If it wasn’t for WWE Chairman Vince McMahon, Dwayne Johnson might be in a much different place in life; as the story goes, the then-CFL washout had seven dollars to his name – hence the reason his production company is called “Seven Bucks” – when he decided to go into the family wrestling business, and the rest is history.
So, how has “The Rock” finally repaid Vince? To the tune of $15 million for the XFL, apparently.
Johnson, his ex-wife and business partner Dany Garcia, and RedBird Capital Partners have teamed up to purchase the rights to the XFL for $15 million, just hours before an auction was scheduled to begin for the league’s assets. Per a release issued on the pending sale, the entities will be equal owners, and the deal is contingent on bankruptcy court approval on August 7 with the hope of closing on or around August 21.
“The acquisition of the XFL with my talented partners, Dany Garcia and Gerry Cardinale, is an investment for me that’s deeply rooted in two things – my passion for the game and my desire to always take care of the fans,” Johnson said in a statement provided by Seifert. “With pride and gratitude for all that I’ve built with my own two hands, I plan to apply these callouses to the XFL, and look forward to creating something special for the players, fans, and everyone involved for the love of football.”

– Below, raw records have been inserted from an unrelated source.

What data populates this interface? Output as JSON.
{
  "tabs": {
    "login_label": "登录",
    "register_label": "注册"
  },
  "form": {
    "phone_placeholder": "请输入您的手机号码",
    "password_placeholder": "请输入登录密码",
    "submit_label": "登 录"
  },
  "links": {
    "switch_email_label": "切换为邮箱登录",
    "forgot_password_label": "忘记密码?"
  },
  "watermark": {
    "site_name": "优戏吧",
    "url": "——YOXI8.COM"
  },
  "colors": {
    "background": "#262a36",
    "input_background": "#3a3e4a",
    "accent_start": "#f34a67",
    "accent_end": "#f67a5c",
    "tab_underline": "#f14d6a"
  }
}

“For Dwayne, Gerry and myself, this property represents an incredible opportunity. It is the confluence of great passion, tradition and possibility,” added Garcia. “Sports and entertainment are the foundations of the businesses I have built. Melding our expertise combined with our commitment to deliver exciting and inspiring unique content, has us all focused on developing the XFL brand into a multi-media experience that our athletes, partners and fans will proudly embrace and love.”
XFL President and COO Jeffrey Pollack presided over the deal, and was happy with its outcome.
“We are grateful for today’s outcome,” Pollack said. “This is a Hollywood ending to our sale process and it is an exciting new chapter for the league. Dwayne, Dany and Gerry are a dream team ownership group and the XFL is in the best possible hands going forward.”
McMahon’s original attempt at the XFL lasted one season in the spring of 2001 before folding, and was more notable for its extreme rules and bizarre antics than the game play itself. The second iteration this past spring had some modified rules, but was more game-focused and appeared to have a better shot at survival until the COVID-19 pandemic shut down the league mid-season.
Alpha Entertainment, the XFL’s parent company, eventually laid off its entire workforce and filed for bankruptcy, one of several downturns in business for McMahon’s entities that included a massive furlough and/or layoff of staff inside World Wrestling Entertainment.
Obviously, Johnson is no stranger to football, Vince McMahon, or business deals, but RedBird Capital is also no stranger to sports; the Gerry Cardinale-led firm recently bought French soccer team Toulouse, is an investor in the YES Network, and has several other sports-related ventures – including a special purpose acquisition company recently co-founded with Athletics executive Billy Beane.
And, with this acquisition, perhaps soon, on the other side of the pandemic in a nation clamoring for sports, we will get to hear those immortal words: “Finally, The Rock HAS COME BACK…to the gridiron!”